The Pro Tip Erin Napier Suggests For Squeezing Every Inch Out Of A Small Home

Homeowners have to be smart about design to prevent a small home from feeling cramped. Tiny living spaces often require you to brainstorm ways to save room. You might opt for space-saving features like a bathroom pocket door or multi-purpose furniture. It also helps to use design tricks that make the rooms seem visually larger. During an episode of HGTV's "Home Town," co-host Erin Napier revealed that you can squeeze every inch out of a small home by vaulting the ceiling. The TV personality made the decision to add vaulted ceilings to a couple's living room on the show. "We're gonna vault the ceiling, which is very exciting," Napier said during the "Home Town" episode (via YouTube). "It's gonna make this little bitty house feel a lot bigger." 

A vaulted ceiling is different from a traditional ceiling in that it is taller than eight to ten feet. These high ceilings typically include an arched center which can make a room look more sophisticated. If you want to get architecturally precise, vaulted ceilings are also different to cathedral ceilings: While vaulted ceilings create a rounded dome or tunnel, cathedral ceilings usually refer to any type of ceiling that is installed directly underneath the roof and echoes its pitch. However, like in this episode of "Home Town," these terms are often used interchangeably. Now that's out of the way, if you have a small home, here's why you should consider adding vaulted or cathedral ceilings to make the space feel larger and more open.

Vaulted ceilings make a small home feel vast

The finished living room with the upgraded vaulted ceilings shown in the "Home Town" episode is stunning. Viewers can instantly see that the room looks far larger thanks to the extra overhead space. Although the square footage did not increase, the vaulted ceiling still provides that illusion. It is no surprise that the homeowners were thrilled with the renovation.

With vaulted ceilings, you may also find that you have more room for decorative lighting fixtures that would not otherwise fit in your small home. With a cathedral ceiling and extra space to play with, you might consider installing a low-hanging chandelier in your bathroom, for example. This kind of lighting fixture can easily take up too much space in a small room with a low ceiling.

Rather than including vaulted ceilings in every room in your home, you will likely find it more beneficial to make the upgrade only where it is most appropriate. Vaulted ceilings should be installed between the structural beams in your roof, so take this into consideration when deciding where you want to include them. You might want to consider installing vaulted ceilings mainly in the high-traffic parts of your home that you use a lot, like your living room. However, you may also have smaller rooms that are perfect for a cathedral ceiling, such as a bathroom that's low on headroom. 
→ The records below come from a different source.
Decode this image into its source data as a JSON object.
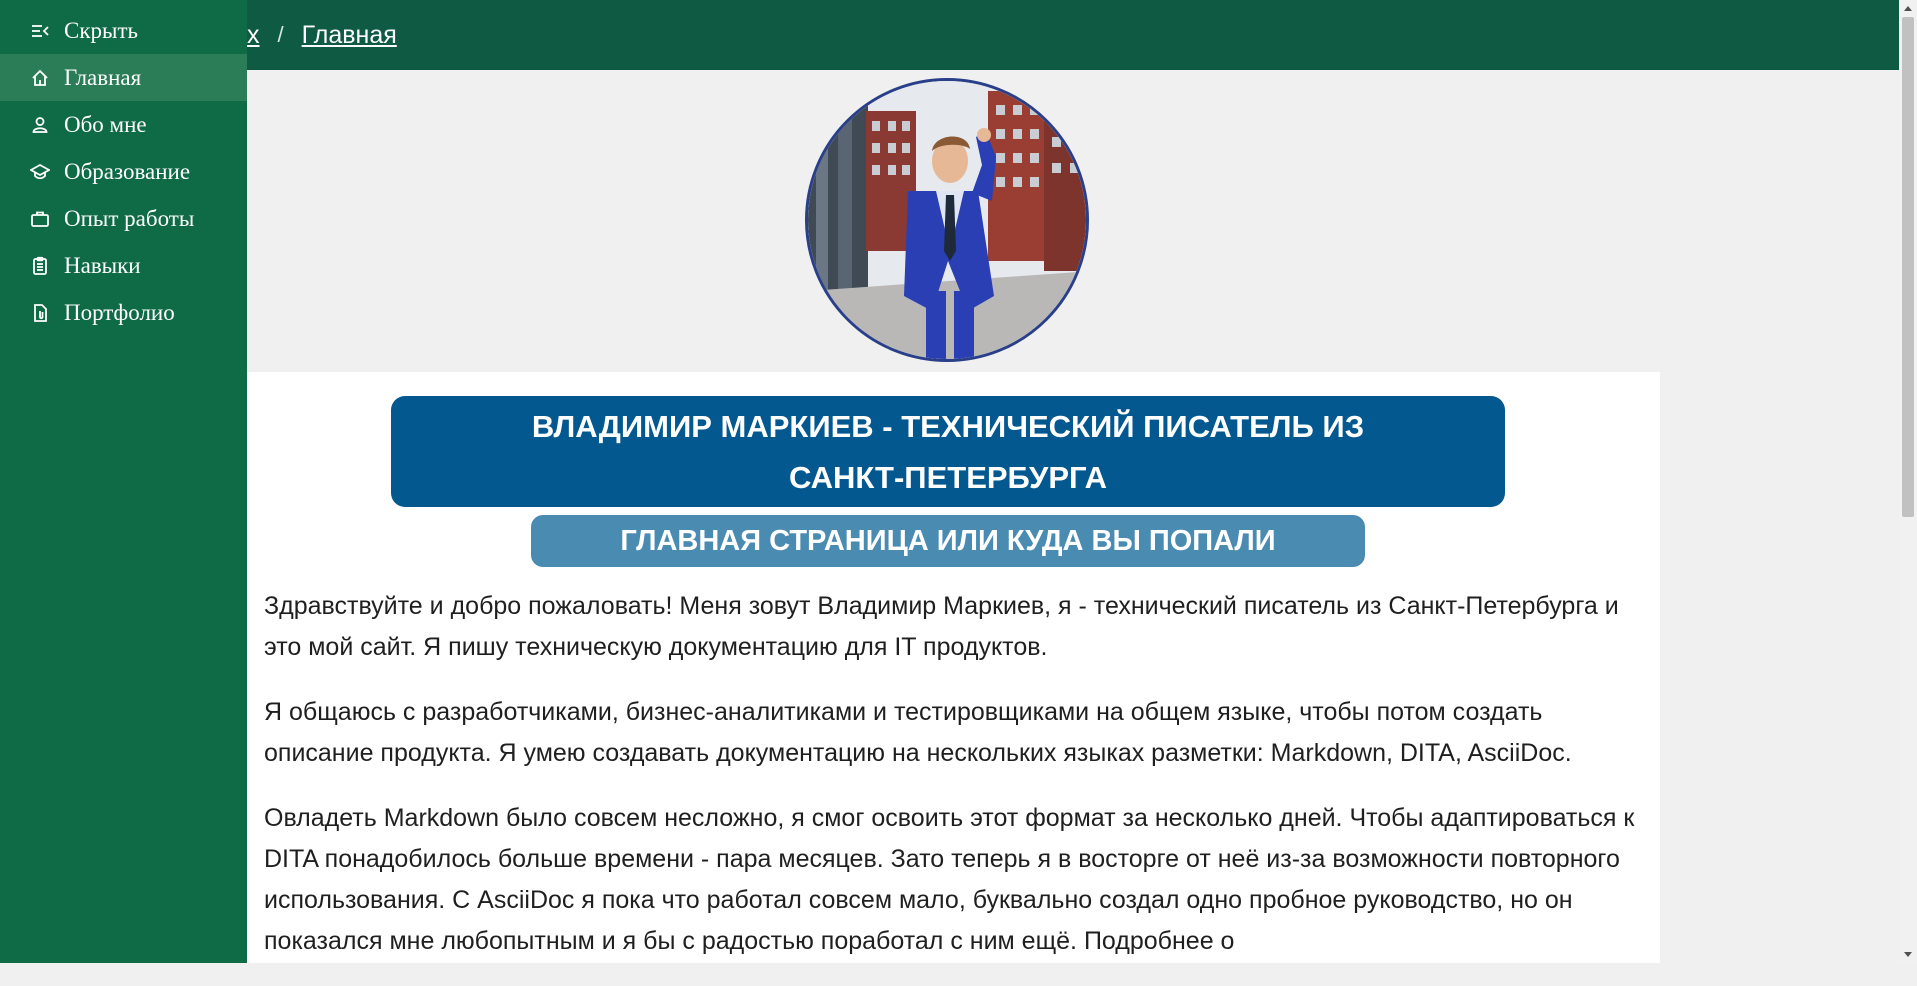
{
  "sidebar": {
    "items": [
      {
        "label": "Скрыть",
        "icon": "collapse-icon"
      },
      {
        "label": "Главная",
        "icon": "home-icon",
        "active": true
      },
      {
        "label": "Обо мне",
        "icon": "user-icon"
      },
      {
        "label": "Образование",
        "icon": "graduation-cap-icon"
      },
      {
        "label": "Опыт работы",
        "icon": "briefcase-icon"
      },
      {
        "label": "Навыки",
        "icon": "clipboard-icon"
      },
      {
        "label": "Портфолио",
        "icon": "file-icon"
      }
    ]
  },
  "header": {
    "breadcrumb": {
      "root": "x",
      "separator": "/",
      "current": "Главная"
    }
  },
  "main": {
    "title": "ВЛАДИМИР МАРКИЕВ - ТЕХНИЧЕСКИЙ ПИСАТЕЛЬ ИЗ САНКТ-ПЕТЕРБУРГА",
    "subtitle": "ГЛАВНАЯ СТРАНИЦА ИЛИ КУДА ВЫ ПОПАЛИ",
    "paragraphs": [
      "Здравствуйте и добро пожаловать! Меня зовут Владимир Маркиев, я - технический писатель из Санкт-Петербурга и это мой сайт. Я пишу техническую документацию для IT продуктов.",
      "Я общаюсь с разработчиками, бизнес-аналитиками и тестировщиками на общем языке, чтобы потом создать описание продукта. Я умею создавать документацию на нескольких языках разметки: Markdown, DITA, AsciiDoc.",
      "Овладеть Markdown было совсем несложно, я смог освоить этот формат за несколько дней. Чтобы адаптироваться к DITA понадобилось больше времени - пара месяцев. Зато теперь я в восторге от неё из-за возможности повторного использования. С AsciiDoc я пока что работал совсем мало, буквально создал одно пробное руководство, но он показался мне любопытным и я бы с радостью поработал с ним ещё. Подробнее о"
    ]
  },
  "colors": {
    "sidebar_bg": "#0e6b45",
    "header_bg": "#0e5a42",
    "title_bg": "#03588f",
    "subtitle_bg": "#4a8bb2"
  }
}
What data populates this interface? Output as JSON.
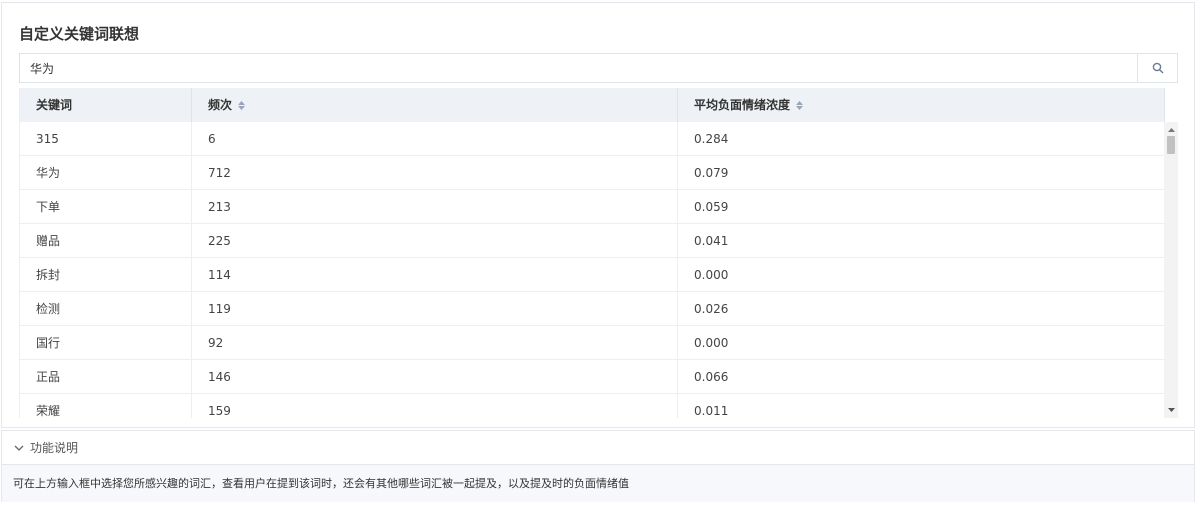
{
  "panel": {
    "title": "自定义关键词联想"
  },
  "search": {
    "value": "华为",
    "placeholder": ""
  },
  "table": {
    "columns": [
      {
        "label": "关键词",
        "sortable": false
      },
      {
        "label": "频次",
        "sortable": true
      },
      {
        "label": "平均负面情绪浓度",
        "sortable": true
      }
    ],
    "rows": [
      [
        "315",
        "6",
        "0.284"
      ],
      [
        "华为",
        "712",
        "0.079"
      ],
      [
        "下单",
        "213",
        "0.059"
      ],
      [
        "赠品",
        "225",
        "0.041"
      ],
      [
        "拆封",
        "114",
        "0.000"
      ],
      [
        "检测",
        "119",
        "0.026"
      ],
      [
        "国行",
        "92",
        "0.000"
      ],
      [
        "正品",
        "146",
        "0.066"
      ],
      [
        "荣耀",
        "159",
        "0.011"
      ]
    ]
  },
  "help": {
    "label": "功能说明",
    "text": "可在上方输入框中选择您所感兴趣的词汇，查看用户在提到该词时，还会有其他哪些词汇被一起提及，以及提及时的负面情绪值"
  },
  "icons": {
    "search": "search-icon",
    "sort": "sort-icon",
    "expand": "chevron-down-icon"
  },
  "colors": {
    "header_bg": "#eef1f6",
    "help_bg": "#f6f8fb",
    "border": "#e4e7ec"
  }
}
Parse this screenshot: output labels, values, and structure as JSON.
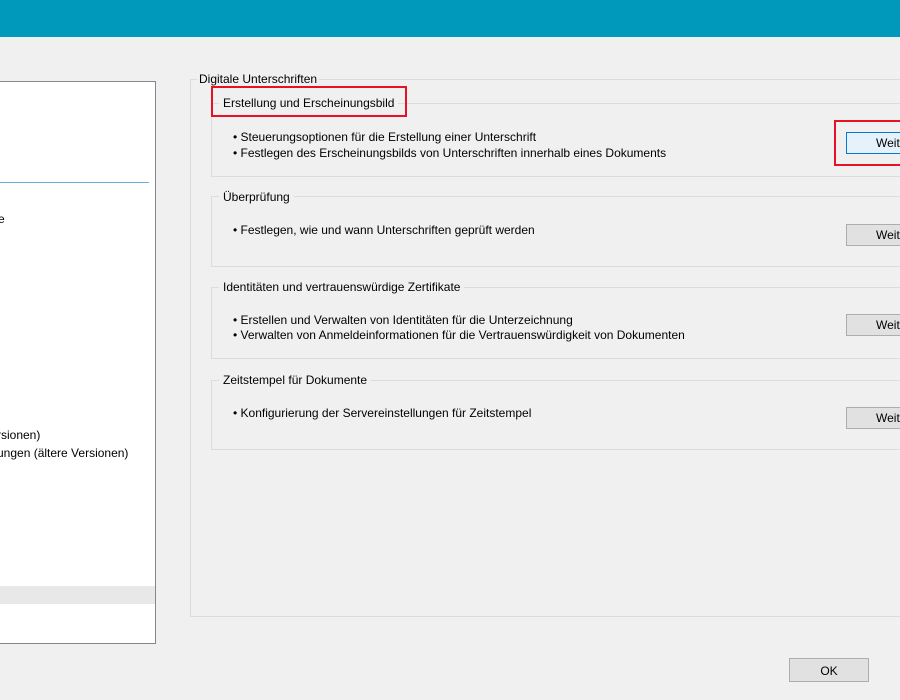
{
  "left_list": {
    "items": [
      "e",
      "rsionen)",
      "ungen (ältere Versionen)"
    ]
  },
  "group": {
    "legend": "Digitale Unterschriften",
    "sections": [
      {
        "title": "Erstellung und Erscheinungsbild",
        "bullets": [
          "• Steuerungsoptionen für die Erstellung einer Unterschrift",
          "• Festlegen des Erscheinungsbilds von Unterschriften innerhalb eines Dokuments"
        ],
        "button": "Weit"
      },
      {
        "title": "Überprüfung",
        "bullets": [
          "• Festlegen, wie und wann Unterschriften geprüft werden"
        ],
        "button": "Weit"
      },
      {
        "title": "Identitäten und vertrauenswürdige Zertifikate",
        "bullets": [
          "• Erstellen und Verwalten von Identitäten für die Unterzeichnung",
          "• Verwalten von Anmeldeinformationen für die Vertrauenswürdigkeit von Dokumenten"
        ],
        "button": "Weit"
      },
      {
        "title": "Zeitstempel für Dokumente",
        "bullets": [
          "• Konfigurierung der Servereinstellungen für Zeitstempel"
        ],
        "button": "Weit"
      }
    ]
  },
  "footer": {
    "ok_label": "OK"
  },
  "colors": {
    "titlebar": "#0099bc",
    "highlight": "#e81123",
    "focus": "#0078d7"
  }
}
Pros and cons of vaulted ceilings

Napier's vaulted ceiling recommendation will help those with small homes enjoy the feel of larger rooms. However, you should still weigh the pros and cons of the design feature before deciding whether or not vaulted ceilings are right for your home. Besides enlarging a room, vaulted ceilings can also allow you to bring more natural light into your space. Depending on how they are structured, homeowners may have enough room to add windows along the space where both sides of the ceiling turn inward to form an arch. These elevated windows can turn a dull room into a pool of sunlight.

Let's explore the downsides of vaulted ceilings so that you have a better idea of what to expect when having them installed. With such high ceilings, it can be difficult to clean and maintain the area and any lighting fixtures you have installed there. This design feature may also make it more difficult to heat rooms. Since hot air rises, warm air can accumulate high up, under the ceiling, while the rest of the room remains chilly. Lastly, having vaulted ceilings installed is costly. It is actually more expensive to upgrade an existing ceiling, costing anywhere from $18,000 to $35,000 to add the feature to a home. Vaulted ceilings are more cost-effective when incorporated into a new build, where they can cost anywhere from $16,000 to $21,000.